|Publisher/s:||Century/Penguin Random House|
|Disclaimer:||Penguin Random House South Africa kindly sent me a copy in exchange for an honest review|
Jenny Morrow Kristal was only six years old when she went missing from a quiet and safe neighborhood. Jenny’s mother had sent her to visit her friend Toni for a play-date but the little girl never arrived. Jenny then became nothing more than a faded child’s face on a Missing poster tacked to a notice board that people long since stopped staring at. Twelve years later and an eighteen year old Jenny walks into a police station claiming to have been kidnapped by two people known only (to Jenny) as ‘Mother’ and ‘Father’ whom she claimed sexually abused her, and from whom she finally managed to escape.
Reunited with her parents and brother Ben, Jenny spends the first night back home in her old room which is now just a sort of awkward spare room with a fold-out bed and a Playstation, and as she lies in the dark pondering her new life she hears Ben outside her room say something that will make her start wondering whether coming home was such a good idea. Something in the Kristal home seems off, and even though Jenny certainly has plenty of secrets of her own, it seems her family may have even more reason to be secretive. Though the first few weeks back are filled with the trauma of reporters begging for interviews and the police keen to find out what happened to Jenny all those years ago, nothing is as ominous as the life Jenny Kristal seemed to have lived before she was kidnapped. Her mind races with questions, the most notable one being why Ben doesn’t seem to be very happy with his sister’s return, and why he is constantly trying to match his own memories of their childhood with her own. He seemed to struggle for years with her disappearance according to his online ramblings. Is he testing her?
“Be careful. You’re not safe in that house.”
In addition to Ben’s suspicions, and her parent’s very obvious lack of suspicion, Jenny begins receiving messages on her Facebook account from an anonymous stranger warning her that she may no longer be safe in the Kristal’s home. Jenny also learns of a retired policeman who had tried unsuccessfully for years to make contact with her parents regarding her case, and whom they chose to ignore. Why? Instead of settling in Jenny feels more and more alienated by her new life, and by the Jenny that once was. Who was Jenny Kristal at six years old? Why did all her old neighbors in their individual testimonies refer to her as a “normal….sweet, adorable, six-year-old girl”, all using the exact same phrasing, and yet as Jenny investigates further it turns out she didn’t appear to have had any friends growing up at all? As more and more questions appear around every corner, and an anxious-ridden feeling permeates Jenny’s new life the names of other missing girls from all those years ago start coming up…

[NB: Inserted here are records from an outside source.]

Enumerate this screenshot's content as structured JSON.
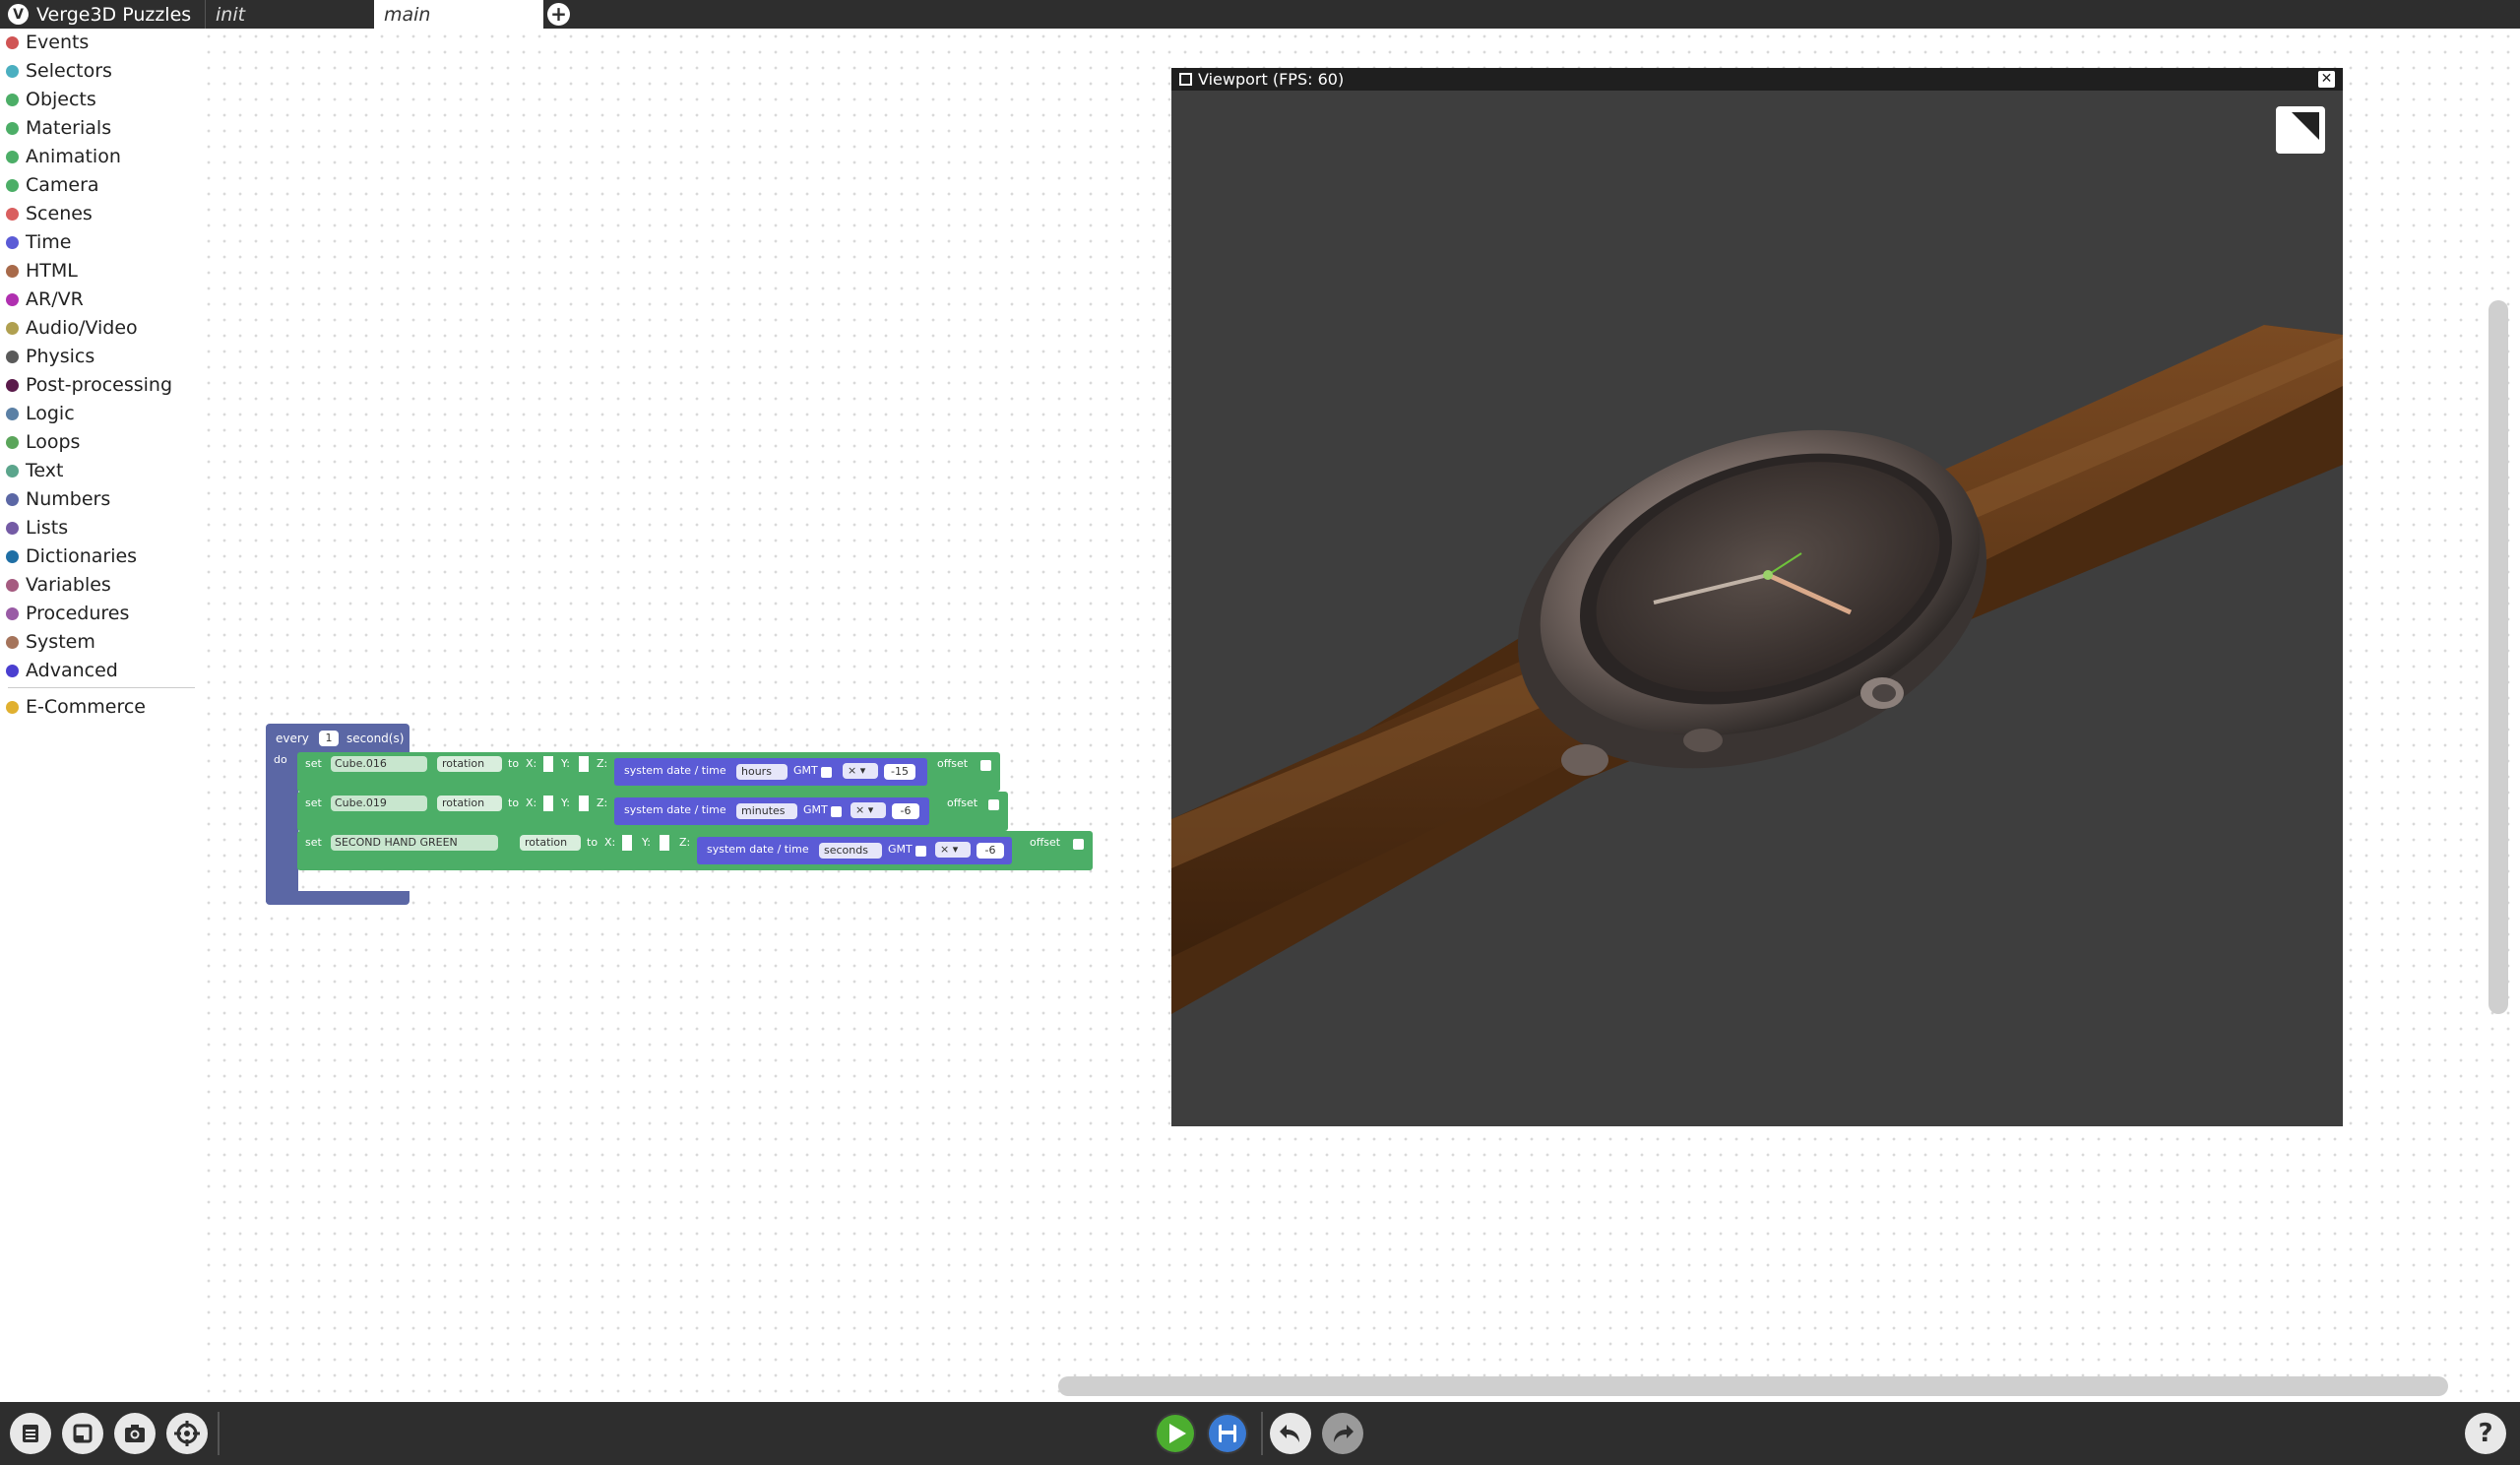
{
  "app": {
    "title": "Verge3D Puzzles"
  },
  "tabs": [
    {
      "label": "init"
    },
    {
      "label": "main"
    }
  ],
  "add_tab_icon": "plus-icon",
  "toolbox": {
    "categories": [
      {
        "label": "Events",
        "color": "#d05454"
      },
      {
        "label": "Selectors",
        "color": "#4bafc0"
      },
      {
        "label": "Objects",
        "color": "#4cae67"
      },
      {
        "label": "Materials",
        "color": "#4cae67"
      },
      {
        "label": "Animation",
        "color": "#4cae67"
      },
      {
        "label": "Camera",
        "color": "#4cae67"
      },
      {
        "label": "Scenes",
        "color": "#d95f5f"
      },
      {
        "label": "Time",
        "color": "#5b5bd6"
      },
      {
        "label": "HTML",
        "color": "#a86a4a"
      },
      {
        "label": "AR/VR",
        "color": "#b030b0"
      },
      {
        "label": "Audio/Video",
        "color": "#b0a050"
      },
      {
        "label": "Physics",
        "color": "#5a5a5a"
      },
      {
        "label": "Post-processing",
        "color": "#5a1a4a"
      },
      {
        "label": "Logic",
        "color": "#5b80a5"
      },
      {
        "label": "Loops",
        "color": "#5ba55b"
      },
      {
        "label": "Text",
        "color": "#5ba58c"
      },
      {
        "label": "Numbers",
        "color": "#5b67a5"
      },
      {
        "label": "Lists",
        "color": "#745ba5"
      },
      {
        "label": "Dictionaries",
        "color": "#1f6fa5"
      },
      {
        "label": "Variables",
        "color": "#a55b80"
      },
      {
        "label": "Procedures",
        "color": "#995ba5"
      },
      {
        "label": "System",
        "color": "#a5745b"
      },
      {
        "label": "Advanced",
        "color": "#4a3fd0"
      }
    ],
    "extra": {
      "label": "E-Commerce",
      "color": "#e0b030"
    }
  },
  "puzzle": {
    "every_label": "every",
    "interval": "1",
    "unit_label": "second(s)",
    "do_label": "do",
    "rows": [
      {
        "set": "set",
        "object": "Cube.016",
        "prop": "rotation",
        "to": "to",
        "x": "X:",
        "y": "Y:",
        "z": "Z:",
        "time_label": "system date / time",
        "time_unit": "hours",
        "gmt": "GMT",
        "op": "× ▾",
        "value": "-15",
        "offset": "offset"
      },
      {
        "set": "set",
        "object": "Cube.019",
        "prop": "rotation",
        "to": "to",
        "x": "X:",
        "y": "Y:",
        "z": "Z:",
        "time_label": "system date / time",
        "time_unit": "minutes",
        "gmt": "GMT",
        "op": "× ▾",
        "value": "-6",
        "offset": "offset"
      },
      {
        "set": "set",
        "object": "SECOND HAND GREEN",
        "prop": "rotation",
        "to": "to",
        "x": "X:",
        "y": "Y:",
        "z": "Z:",
        "time_label": "system date / time",
        "time_unit": "seconds",
        "gmt": "GMT",
        "op": "× ▾",
        "value": "-6",
        "offset": "offset"
      }
    ]
  },
  "viewport": {
    "title": "Viewport (FPS: 60)",
    "close_icon": "close-icon",
    "fullscreen_icon": "fullscreen-icon"
  },
  "bottom_toolbar": {
    "left_icons": [
      "menu-icon",
      "window-icon",
      "screenshot-icon",
      "target-icon"
    ],
    "center_icons": [
      "play-icon",
      "save-icon",
      "undo-icon",
      "redo-icon"
    ],
    "right_icons": [
      "help-icon"
    ],
    "help_label": "?"
  },
  "colors": {
    "topbar": "#2e2e2e",
    "loop_block": "#5b67a5",
    "object_block": "#4cae67",
    "time_block": "#5b5bd6",
    "play": "#4cae2f",
    "save": "#3a7bd5"
  }
}
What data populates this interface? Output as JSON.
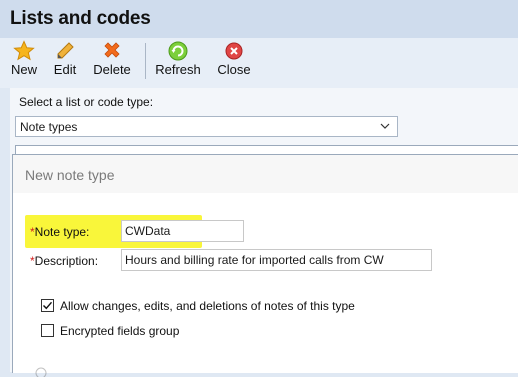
{
  "window": {
    "title": "Lists and codes"
  },
  "toolbar": {
    "new_label": "New",
    "edit_label": "Edit",
    "delete_label": "Delete",
    "refresh_label": "Refresh",
    "close_label": "Close"
  },
  "selector": {
    "label": "Select a list or code type:",
    "value": "Note types"
  },
  "dialog": {
    "title": "New note type",
    "required_marker": "*",
    "note_type_label": "Note type:",
    "note_type_value": "CWData",
    "description_label": "Description:",
    "description_value": "Hours and billing rate for imported calls from CW",
    "allow_changes_label": "Allow changes, edits, and deletions of notes of this type",
    "allow_changes_checked": true,
    "encrypted_label": "Encrypted fields group",
    "encrypted_checked": false
  },
  "colors": {
    "highlight": "#f9f63a",
    "required": "#d42020",
    "title_bar": "#cfdced",
    "toolbar": "#e7eef7"
  },
  "icons": {
    "new": "star-icon",
    "edit": "pencil-icon",
    "delete": "x-icon",
    "refresh": "refresh-icon",
    "close": "close-icon",
    "dropdown": "chevron-down-icon"
  }
}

Barnett’s well-plotted thriller keeps the reader constantly guessing, and even when you think you have figured it all out you very quickly realize you do not in fact know anything at all. Much like the feeling of anxiety, Safe keeps you turning the pages nervously as you wait for all the lurking secrets to implode upon this clearly traumatized family. Memories, and how they can be manipulated and altered over time is a major device that allows for the constant feeling of unreliability. As with any good thriller the unknown is a major player, and the untrustworthy characters and a past filled with empty chasms makes for a nerve-wracking read.